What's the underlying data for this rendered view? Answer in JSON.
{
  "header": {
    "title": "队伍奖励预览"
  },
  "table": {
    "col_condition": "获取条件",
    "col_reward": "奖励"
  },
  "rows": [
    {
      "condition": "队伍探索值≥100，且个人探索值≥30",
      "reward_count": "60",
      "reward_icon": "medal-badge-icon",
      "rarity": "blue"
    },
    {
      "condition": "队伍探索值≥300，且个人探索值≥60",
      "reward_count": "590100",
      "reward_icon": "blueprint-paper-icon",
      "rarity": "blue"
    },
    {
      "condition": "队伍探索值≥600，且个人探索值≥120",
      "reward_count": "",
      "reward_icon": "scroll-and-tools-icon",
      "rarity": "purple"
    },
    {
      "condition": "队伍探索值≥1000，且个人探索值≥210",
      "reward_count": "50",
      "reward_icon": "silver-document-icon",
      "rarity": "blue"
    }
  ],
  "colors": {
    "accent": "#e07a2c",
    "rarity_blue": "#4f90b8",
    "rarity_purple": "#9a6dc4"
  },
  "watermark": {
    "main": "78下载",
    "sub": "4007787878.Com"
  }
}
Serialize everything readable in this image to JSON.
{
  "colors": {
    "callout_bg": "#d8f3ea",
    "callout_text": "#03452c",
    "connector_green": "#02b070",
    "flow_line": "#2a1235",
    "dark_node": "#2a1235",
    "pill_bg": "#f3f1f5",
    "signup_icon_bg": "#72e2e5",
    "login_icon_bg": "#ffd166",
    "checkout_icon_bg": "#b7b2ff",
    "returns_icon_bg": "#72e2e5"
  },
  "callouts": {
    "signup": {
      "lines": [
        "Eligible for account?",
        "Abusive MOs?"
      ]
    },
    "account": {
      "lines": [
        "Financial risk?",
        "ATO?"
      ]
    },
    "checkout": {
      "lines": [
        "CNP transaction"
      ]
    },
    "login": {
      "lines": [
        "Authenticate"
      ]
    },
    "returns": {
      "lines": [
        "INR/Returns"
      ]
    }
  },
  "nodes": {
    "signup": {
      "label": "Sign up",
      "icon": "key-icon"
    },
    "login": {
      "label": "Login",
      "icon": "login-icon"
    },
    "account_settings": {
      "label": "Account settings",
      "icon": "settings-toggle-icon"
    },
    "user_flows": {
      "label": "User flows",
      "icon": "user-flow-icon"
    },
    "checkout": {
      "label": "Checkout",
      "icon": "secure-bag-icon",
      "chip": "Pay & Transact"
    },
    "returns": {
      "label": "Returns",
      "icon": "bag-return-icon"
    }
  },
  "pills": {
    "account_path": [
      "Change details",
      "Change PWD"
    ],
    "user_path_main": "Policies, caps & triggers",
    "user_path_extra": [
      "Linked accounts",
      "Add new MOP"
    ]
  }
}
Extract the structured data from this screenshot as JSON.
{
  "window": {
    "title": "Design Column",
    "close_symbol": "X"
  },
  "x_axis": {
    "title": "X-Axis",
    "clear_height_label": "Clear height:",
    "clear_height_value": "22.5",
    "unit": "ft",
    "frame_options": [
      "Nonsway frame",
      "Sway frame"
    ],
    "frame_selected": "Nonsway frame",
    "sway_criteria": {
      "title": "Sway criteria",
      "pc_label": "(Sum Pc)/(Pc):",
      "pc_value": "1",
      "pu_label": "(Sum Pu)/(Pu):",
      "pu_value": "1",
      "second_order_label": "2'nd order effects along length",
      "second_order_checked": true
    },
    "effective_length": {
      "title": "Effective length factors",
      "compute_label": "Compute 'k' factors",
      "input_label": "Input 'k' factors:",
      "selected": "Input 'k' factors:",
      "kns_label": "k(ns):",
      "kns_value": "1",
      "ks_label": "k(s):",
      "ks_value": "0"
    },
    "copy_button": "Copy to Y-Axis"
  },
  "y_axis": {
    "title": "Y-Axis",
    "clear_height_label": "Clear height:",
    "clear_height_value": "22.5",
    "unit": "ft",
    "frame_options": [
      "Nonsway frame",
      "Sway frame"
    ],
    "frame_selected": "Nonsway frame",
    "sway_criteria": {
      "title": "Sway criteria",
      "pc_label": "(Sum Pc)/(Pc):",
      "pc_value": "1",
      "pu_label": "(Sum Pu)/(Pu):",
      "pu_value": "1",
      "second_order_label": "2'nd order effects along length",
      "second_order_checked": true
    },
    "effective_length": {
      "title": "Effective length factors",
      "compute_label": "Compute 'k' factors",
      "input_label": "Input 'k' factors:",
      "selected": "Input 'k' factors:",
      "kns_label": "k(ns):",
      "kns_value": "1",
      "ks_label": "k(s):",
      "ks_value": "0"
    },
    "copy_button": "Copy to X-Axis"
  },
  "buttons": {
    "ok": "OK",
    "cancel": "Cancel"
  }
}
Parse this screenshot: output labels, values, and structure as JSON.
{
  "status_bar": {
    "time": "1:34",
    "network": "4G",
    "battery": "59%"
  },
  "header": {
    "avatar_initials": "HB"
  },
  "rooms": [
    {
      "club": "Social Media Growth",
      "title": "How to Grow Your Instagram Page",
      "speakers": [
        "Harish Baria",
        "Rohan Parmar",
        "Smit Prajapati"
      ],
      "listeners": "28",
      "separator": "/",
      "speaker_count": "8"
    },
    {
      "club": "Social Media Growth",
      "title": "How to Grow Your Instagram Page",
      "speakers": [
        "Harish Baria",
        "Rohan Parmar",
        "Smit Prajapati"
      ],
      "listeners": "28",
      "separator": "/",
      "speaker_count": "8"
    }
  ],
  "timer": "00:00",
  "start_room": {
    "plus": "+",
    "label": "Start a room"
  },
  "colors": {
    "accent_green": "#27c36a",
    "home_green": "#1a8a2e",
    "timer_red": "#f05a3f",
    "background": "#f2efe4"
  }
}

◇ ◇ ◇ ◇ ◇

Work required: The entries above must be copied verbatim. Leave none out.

Task answer:
What's the underlying data for this rendered view? Answer in JSON.
{
  "header": {
    "title": "队伍奖励预览"
  },
  "table": {
    "col_condition": "获取条件",
    "col_reward": "奖励"
  },
  "rows": [
    {
      "condition": "队伍探索值≥100，且个人探索值≥30",
      "reward_count": "60",
      "reward_icon": "medal-badge-icon",
      "rarity": "blue"
    },
    {
      "condition": "队伍探索值≥300，且个人探索值≥60",
      "reward_count": "590100",
      "reward_icon": "blueprint-paper-icon",
      "rarity": "blue"
    },
    {
      "condition": "队伍探索值≥600，且个人探索值≥120",
      "reward_count": "",
      "reward_icon": "scroll-and-tools-icon",
      "rarity": "purple"
    },
    {
      "condition": "队伍探索值≥1000，且个人探索值≥210",
      "reward_count": "50",
      "reward_icon": "silver-document-icon",
      "rarity": "blue"
    }
  ],
  "colors": {
    "accent": "#e07a2c",
    "rarity_blue": "#4f90b8",
    "rarity_purple": "#9a6dc4"
  },
  "watermark": {
    "main": "78下载",
    "sub": "4007787878.Com"
  }
}
Serialize everything readable in this image to JSON.
{
  "colors": {
    "callout_bg": "#d8f3ea",
    "callout_text": "#03452c",
    "connector_green": "#02b070",
    "flow_line": "#2a1235",
    "dark_node": "#2a1235",
    "pill_bg": "#f3f1f5",
    "signup_icon_bg": "#72e2e5",
    "login_icon_bg": "#ffd166",
    "checkout_icon_bg": "#b7b2ff",
    "returns_icon_bg": "#72e2e5"
  },
  "callouts": {
    "signup": {
      "lines": [
        "Eligible for account?",
        "Abusive MOs?"
      ]
    },
    "account": {
      "lines": [
        "Financial risk?",
        "ATO?"
      ]
    },
    "checkout": {
      "lines": [
        "CNP transaction"
      ]
    },
    "login": {
      "lines": [
        "Authenticate"
      ]
    },
    "returns": {
      "lines": [
        "INR/Returns"
      ]
    }
  },
  "nodes": {
    "signup": {
      "label": "Sign up",
      "icon": "key-icon"
    },
    "login": {
      "label": "Login",
      "icon": "login-icon"
    },
    "account_settings": {
      "label": "Account settings",
      "icon": "settings-toggle-icon"
    },
    "user_flows": {
      "label": "User flows",
      "icon": "user-flow-icon"
    },
    "checkout": {
      "label": "Checkout",
      "icon": "secure-bag-icon",
      "chip": "Pay & Transact"
    },
    "returns": {
      "label": "Returns",
      "icon": "bag-return-icon"
    }
  },
  "pills": {
    "account_path": [
      "Change details",
      "Change PWD"
    ],
    "user_path_main": "Policies, caps & triggers",
    "user_path_extra": [
      "Linked accounts",
      "Add new MOP"
    ]
  }
}
Extract the structured data from this screenshot as JSON.
{
  "window": {
    "title": "Design Column",
    "close_symbol": "X"
  },
  "x_axis": {
    "title": "X-Axis",
    "clear_height_label": "Clear height:",
    "clear_height_value": "22.5",
    "unit": "ft",
    "frame_options": [
      "Nonsway frame",
      "Sway frame"
    ],
    "frame_selected": "Nonsway frame",
    "sway_criteria": {
      "title": "Sway criteria",
      "pc_label": "(Sum Pc)/(Pc):",
      "pc_value": "1",
      "pu_label": "(Sum Pu)/(Pu):",
      "pu_value": "1",
      "second_order_label": "2'nd order effects along length",
      "second_order_checked": true
    },
    "effective_length": {
      "title": "Effective length factors",
      "compute_label": "Compute 'k' factors",
      "input_label": "Input 'k' factors:",
      "selected": "Input 'k' factors:",
      "kns_label": "k(ns):",
      "kns_value": "1",
      "ks_label": "k(s):",
      "ks_value": "0"
    },
    "copy_button": "Copy to Y-Axis"
  },
  "y_axis": {
    "title": "Y-Axis",
    "clear_height_label": "Clear height:",
    "clear_height_value": "22.5",
    "unit": "ft",
    "frame_options": [
      "Nonsway frame",
      "Sway frame"
    ],
    "frame_selected": "Nonsway frame",
    "sway_criteria": {
      "title": "Sway criteria",
      "pc_label": "(Sum Pc)/(Pc):",
      "pc_value": "1",
      "pu_label": "(Sum Pu)/(Pu):",
      "pu_value": "1",
      "second_order_label": "2'nd order effects along length",
      "second_order_checked": true
    },
    "effective_length": {
      "title": "Effective length factors",
      "compute_label": "Compute 'k' factors",
      "input_label": "Input 'k' factors:",
      "selected": "Input 'k' factors:",
      "kns_label": "k(ns):",
      "kns_value": "1",
      "ks_label": "k(s):",
      "ks_value": "0"
    },
    "copy_button": "Copy to X-Axis"
  },
  "buttons": {
    "ok": "OK",
    "cancel": "Cancel"
  }
}
Parse this screenshot: output labels, values, and structure as JSON.
{
  "status_bar": {
    "time": "1:34",
    "network": "4G",
    "battery": "59%"
  },
  "header": {
    "avatar_initials": "HB"
  },
  "rooms": [
    {
      "club": "Social Media Growth",
      "title": "How to Grow Your Instagram Page",
      "speakers": [
        "Harish Baria",
        "Rohan Parmar",
        "Smit Prajapati"
      ],
      "listeners": "28",
      "separator": "/",
      "speaker_count": "8"
    },
    {
      "club": "Social Media Growth",
      "title": "How to Grow Your Instagram Page",
      "speakers": [
        "Harish Baria",
        "Rohan Parmar",
        "Smit Prajapati"
      ],
      "listeners": "28",
      "separator": "/",
      "speaker_count": "8"
    }
  ],
  "timer": "00:00",
  "start_room": {
    "plus": "+",
    "label": "Start a room"
  },
  "colors": {
    "accent_green": "#27c36a",
    "home_green": "#1a8a2e",
    "timer_red": "#f05a3f",
    "background": "#f2efe4"
  }
}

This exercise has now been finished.